▶ TASK STATEMENT: Pictures should not appear in the copy; the records themselves must be written out exactly.
(THE DATA)
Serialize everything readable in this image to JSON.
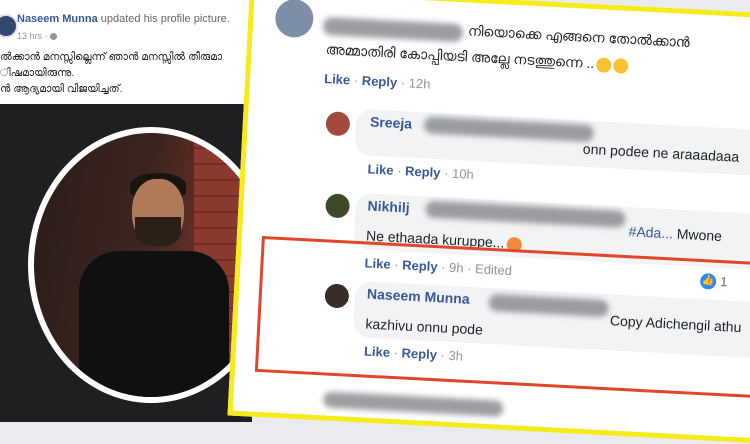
{
  "post": {
    "author": "Naseem Munna",
    "action": "updated his profile picture.",
    "time": "13 hrs ·",
    "caption_lines": [
      "ൽക്കാൻ മനസ്സില്ലെന്ന് ഞാൻ മനസ്സിൽ തീരുമാ",
      "ിഷമായിരുന്നു.",
      "ൻ ആദ്യമായി വിജയിച്ചത്."
    ]
  },
  "comments": [
    {
      "text": "നിയൊക്കെ എങ്ങനെ തോൽക്കാൻ",
      "text2": "അമ്മാതിരി കോപ്പിയടി അല്ലേ നടത്തുന്നെ ..",
      "like": "Like",
      "reply": "Reply",
      "sep": "·",
      "time": "12h"
    },
    {
      "name_fragment": "Sreeja",
      "text": "onn podee ne araaadaaa",
      "like": "Like",
      "reply": "Reply",
      "sep": "·",
      "time": "10h"
    },
    {
      "name_fragment": "Nikhilj",
      "hashtag": "#Ada...",
      "text_after": "Mwone",
      "text": "Ne ethaada kuruppe...",
      "like": "Like",
      "reply": "Reply",
      "sep": "·",
      "time": "9h",
      "edited": "· Edited",
      "reactions": "1"
    },
    {
      "name": "Naseem Munna",
      "text_after": "Copy Adichengil athu",
      "text": "kazhivu onnu pode",
      "like": "Like",
      "reply": "Reply",
      "sep": "·",
      "time": "3h"
    }
  ],
  "colors": {
    "highlight_yellow": "#f6ec1c",
    "highlight_red": "#e0462b",
    "fb_link": "#385898"
  }
}
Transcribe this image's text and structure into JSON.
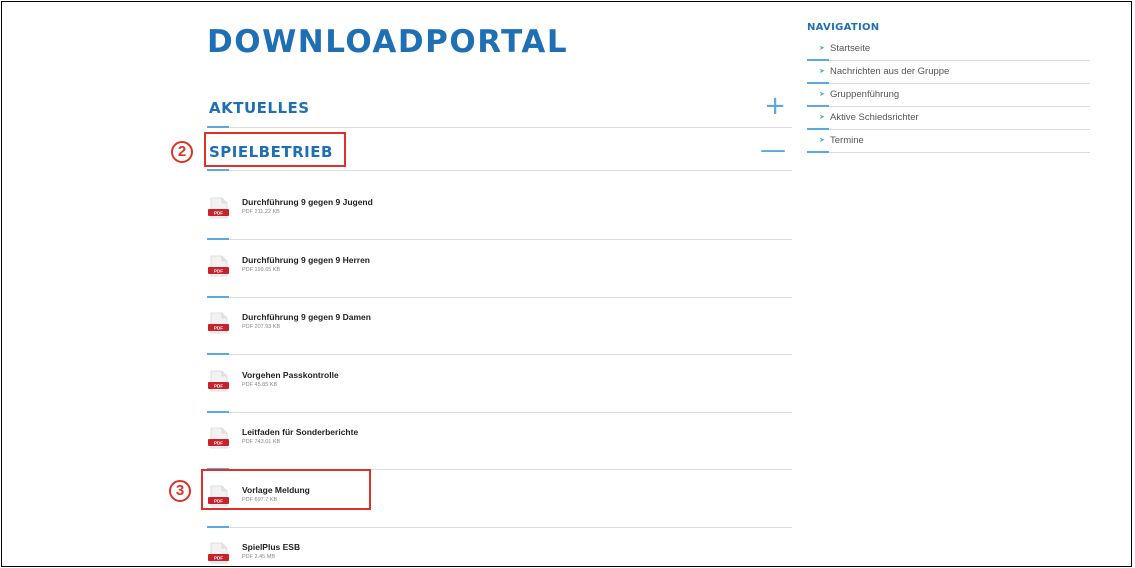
{
  "main": {
    "page_title": "DOWNLOADPORTAL",
    "sections": [
      {
        "title": "AKTUELLES",
        "toggle": "+"
      },
      {
        "title": "SPIELBETRIEB",
        "toggle": "—"
      }
    ],
    "downloads": [
      {
        "name": "Durchführung 9 gegen 9 Jugend",
        "meta": "PDF 211.22 KB"
      },
      {
        "name": "Durchführung 9 gegen 9 Herren",
        "meta": "PDF 199.65 KB"
      },
      {
        "name": "Durchführung 9 gegen 9 Damen",
        "meta": "PDF 207.93 KB"
      },
      {
        "name": "Vorgehen Passkontrolle",
        "meta": "PDF 45.85 KB"
      },
      {
        "name": "Leitfaden für Sonderberichte",
        "meta": "PDF 743.01 KB"
      },
      {
        "name": "Vorlage Meldung",
        "meta": "PDF 697.7 KB"
      },
      {
        "name": "SpielPlus ESB",
        "meta": "PDF 2.45 MB"
      }
    ],
    "icon": "pdf-file-icon",
    "icon_label": "PDF"
  },
  "nav": {
    "title": "NAVIGATION",
    "arrow_icon": "arrow-right-icon",
    "items": [
      {
        "label": "Startseite"
      },
      {
        "label": "Nachrichten aus der Gruppe"
      },
      {
        "label": "Gruppenführung"
      },
      {
        "label": "Aktive Schiedsrichter"
      },
      {
        "label": "Termine"
      }
    ]
  },
  "annotations": [
    {
      "number": "2"
    },
    {
      "number": "3"
    }
  ],
  "colors": {
    "brand": "#1f6fb5",
    "accent": "#5aa9e0",
    "callout": "#e0302a",
    "pdf_red": "#c8232c"
  }
}
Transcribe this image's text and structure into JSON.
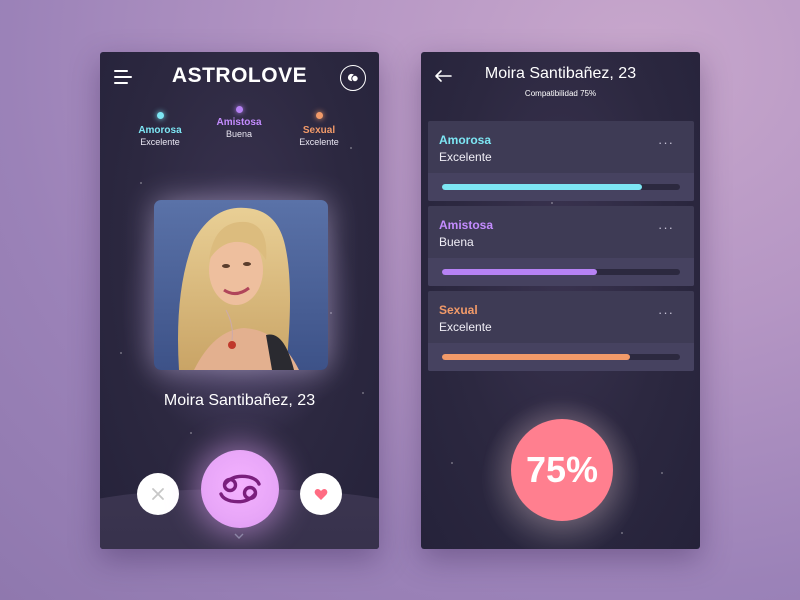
{
  "left": {
    "app_title": "ASTROLOVE",
    "categories": [
      {
        "name": "Amorosa",
        "value": "Excelente",
        "color": "#7de6f4"
      },
      {
        "name": "Amistosa",
        "value": "Buena",
        "color": "#b682f4"
      },
      {
        "name": "Sexual",
        "value": "Excelente",
        "color": "#f29a69"
      }
    ],
    "profile_name": "Moira Santibañez, 23",
    "icons": {
      "menu": "menu-icon",
      "chat": "chat-bubbles-icon",
      "dislike": "close-icon",
      "zodiac": "cancer-zodiac-icon",
      "like": "heart-icon",
      "more": "chevron-down-icon"
    },
    "colors": {
      "accent": "#efa9ff",
      "like": "#ff6b82",
      "dislike": "#c7c7c7"
    }
  },
  "right": {
    "title": "Moira Santibañez, 23",
    "subtitle": "Compatibilidad 75%",
    "cards": [
      {
        "name": "Amorosa",
        "value": "Excelente",
        "level": 0.84,
        "color": "#7de6f4",
        "more": "···"
      },
      {
        "name": "Amistosa",
        "value": "Buena",
        "level": 0.65,
        "color": "#b682f4",
        "more": "···"
      },
      {
        "name": "Sexual",
        "value": "Excelente",
        "level": 0.79,
        "color": "#f29a69",
        "more": "···"
      }
    ],
    "compatibility": "75%",
    "icons": {
      "back": "arrow-left-icon",
      "more": "more-dots-icon"
    },
    "colors": {
      "percent_circle": "#ff7f8f"
    }
  }
}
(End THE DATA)
▶ OUTPUT FOR THIS TASK:
Serialize everything readable in this image to JSON.
{
  "post": {
    "author": "Naseem Munna",
    "action": "updated his profile picture.",
    "time": "13 hrs ·",
    "caption_lines": [
      "ൽക്കാൻ മനസ്സില്ലെന്ന് ഞാൻ മനസ്സിൽ തീരുമാ",
      "ിഷമായിരുന്നു.",
      "ൻ ആദ്യമായി വിജയിച്ചത്."
    ]
  },
  "comments": [
    {
      "text": "നിയൊക്കെ എങ്ങനെ തോൽക്കാൻ",
      "text2": "അമ്മാതിരി കോപ്പിയടി അല്ലേ നടത്തുന്നെ ..",
      "like": "Like",
      "reply": "Reply",
      "sep": "·",
      "time": "12h"
    },
    {
      "name_fragment": "Sreeja",
      "text": "onn podee ne araaadaaa",
      "like": "Like",
      "reply": "Reply",
      "sep": "·",
      "time": "10h"
    },
    {
      "name_fragment": "Nikhilj",
      "hashtag": "#Ada...",
      "text_after": "Mwone",
      "text": "Ne ethaada kuruppe...",
      "like": "Like",
      "reply": "Reply",
      "sep": "·",
      "time": "9h",
      "edited": "· Edited",
      "reactions": "1"
    },
    {
      "name": "Naseem Munna",
      "text_after": "Copy Adichengil athu",
      "text": "kazhivu onnu pode",
      "like": "Like",
      "reply": "Reply",
      "sep": "·",
      "time": "3h"
    }
  ],
  "colors": {
    "highlight_yellow": "#f6ec1c",
    "highlight_red": "#e0462b",
    "fb_link": "#385898"
  }
}
Transcribe this image's text and structure into JSON.
{
  "main": {
    "page_title": "DOWNLOADPORTAL",
    "sections": [
      {
        "title": "AKTUELLES",
        "toggle": "+"
      },
      {
        "title": "SPIELBETRIEB",
        "toggle": "—"
      }
    ],
    "downloads": [
      {
        "name": "Durchführung 9 gegen 9 Jugend",
        "meta": "PDF 211.22 KB"
      },
      {
        "name": "Durchführung 9 gegen 9 Herren",
        "meta": "PDF 199.65 KB"
      },
      {
        "name": "Durchführung 9 gegen 9 Damen",
        "meta": "PDF 207.93 KB"
      },
      {
        "name": "Vorgehen Passkontrolle",
        "meta": "PDF 45.85 KB"
      },
      {
        "name": "Leitfaden für Sonderberichte",
        "meta": "PDF 743.01 KB"
      },
      {
        "name": "Vorlage Meldung",
        "meta": "PDF 697.7 KB"
      },
      {
        "name": "SpielPlus ESB",
        "meta": "PDF 2.45 MB"
      }
    ],
    "icon": "pdf-file-icon",
    "icon_label": "PDF"
  },
  "nav": {
    "title": "NAVIGATION",
    "arrow_icon": "arrow-right-icon",
    "items": [
      {
        "label": "Startseite"
      },
      {
        "label": "Nachrichten aus der Gruppe"
      },
      {
        "label": "Gruppenführung"
      },
      {
        "label": "Aktive Schiedsrichter"
      },
      {
        "label": "Termine"
      }
    ]
  },
  "annotations": [
    {
      "number": "2"
    },
    {
      "number": "3"
    }
  ],
  "colors": {
    "brand": "#1f6fb5",
    "accent": "#5aa9e0",
    "callout": "#e0302a",
    "pdf_red": "#c8232c"
  }
}
Transcribe this image's text and structure into JSON.
{
  "left": {
    "app_title": "ASTROLOVE",
    "categories": [
      {
        "name": "Amorosa",
        "value": "Excelente",
        "color": "#7de6f4"
      },
      {
        "name": "Amistosa",
        "value": "Buena",
        "color": "#b682f4"
      },
      {
        "name": "Sexual",
        "value": "Excelente",
        "color": "#f29a69"
      }
    ],
    "profile_name": "Moira Santibañez, 23",
    "icons": {
      "menu": "menu-icon",
      "chat": "chat-bubbles-icon",
      "dislike": "close-icon",
      "zodiac": "cancer-zodiac-icon",
      "like": "heart-icon",
      "more": "chevron-down-icon"
    },
    "colors": {
      "accent": "#efa9ff",
      "like": "#ff6b82",
      "dislike": "#c7c7c7"
    }
  },
  "right": {
    "title": "Moira Santibañez, 23",
    "subtitle": "Compatibilidad 75%",
    "cards": [
      {
        "name": "Amorosa",
        "value": "Excelente",
        "level": 0.84,
        "color": "#7de6f4",
        "more": "···"
      },
      {
        "name": "Amistosa",
        "value": "Buena",
        "level": 0.65,
        "color": "#b682f4",
        "more": "···"
      },
      {
        "name": "Sexual",
        "value": "Excelente",
        "level": 0.79,
        "color": "#f29a69",
        "more": "···"
      }
    ],
    "compatibility": "75%",
    "icons": {
      "back": "arrow-left-icon",
      "more": "more-dots-icon"
    },
    "colors": {
      "percent_circle": "#ff7f8f"
    }
  }
}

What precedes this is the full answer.